This fixation of Asian American women transcends traditional Hollywood films. Sunny Woan states in her academic article “White Sexual Imperialism” that “few mediums reveal the White sexual imperialistic exploitation of Asian women more so than pornography.” Statistics found out of 31 pornographic websites that depicted rape or torture of women, more than half showed Asian women as the rape victim and one–third showed white men as the perpetrator. Such race-specific pornography may contribute to race-specific sexual violence. Thus, Asian women are at a greater risk of violence and sexual harassment.
As written by Woan, “the overrepresentation of Asian women in pornography perpetuates the entire cycle of White sexual imperialism as experienced by Asian women today.” In fact, in a study conducted by the Asian Pacific Institute on Gender-Based Violence, in the U.S., as many as 55% of Asian women have reported experiencing intimate physical and/or sexual violence during their lifetime.
A consistent stereotype is detrimental to young Asian American women in and out of media. Yellow fever can result in psychological burden and negative social meanings in general. Robin Zheng’s research in “Why Yellow Fever Isn’t Flattering” found that Asian American women tend to be wary of men and dating. They are cautious as to whether or not they are being targeted for their race. “While Asian/American women are already subject to sexual objectification as women, racial depersonalization involves a further dimension of objectification that Martha Nussbaum calls ‘fungibility’ and in which a person is treated like an object interchangeable with other objects.”
Zheng states that one must love themselves for who they are, yet “the racial depersonalization inherent in yellow fever threatens Asian/American women with doubts as to whether they are or can be loved as individuals rather than as objects in a category.” Therefore, yellow fever can certainly negatively affect how young Asian American women view themselves and how they view themselves in terms of love growing up.

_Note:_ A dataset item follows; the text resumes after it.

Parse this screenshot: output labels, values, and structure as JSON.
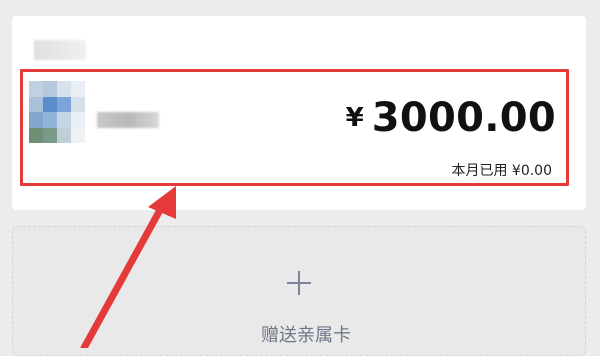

Clearly, yellow fever is dangerous to Asian American women. Yet, why is it still present in modern forms of media? This can be answered in numbers off–screen. The number of Asian American individuals, more specifically women, who control what the media produces is seemingly non–existent. According to a report authored by the Women’s Media Center titled “The Status of Women in U.S. Media 2019”, a 2017 study of print and online newsrooms found that nearly one–third of employees identified as female while 4.25% identified as Asian. In terms of film, television, and advertisements, of “1,100 films released during 11 consecutive years ending in 2017, 38 of the 1,223 directors, 3.1%, were Asian. Only 3 of the 38 were Asian females.”
It is fair to assume that the reason why Asian American women are so disproportionately and inaccurately represented is due to the lack of Asian American women being in positions to advocate for the representation of their community on screen and in media the way white men and women are. If white men are the only ones in positions of power to create, they will continue to cater to the male gaze, even if it includes the continuation of yellow fever.
The way media portrayed and continues to portray Asian American women is predominately harmful to the community of Asian American women. Through sexual fetishization and yellow fever, mainstream media continues to play off old stereotypes and caricatures to create modern–day Dragon Ladies and Lotus Blossoms. These representations transform into psychological burdens and even race-specific sexual violence aimed towards Asian American women. Unfortunately, the little growth rate of Asian American women in positions of power means this problem will continue to occur within media for years to come.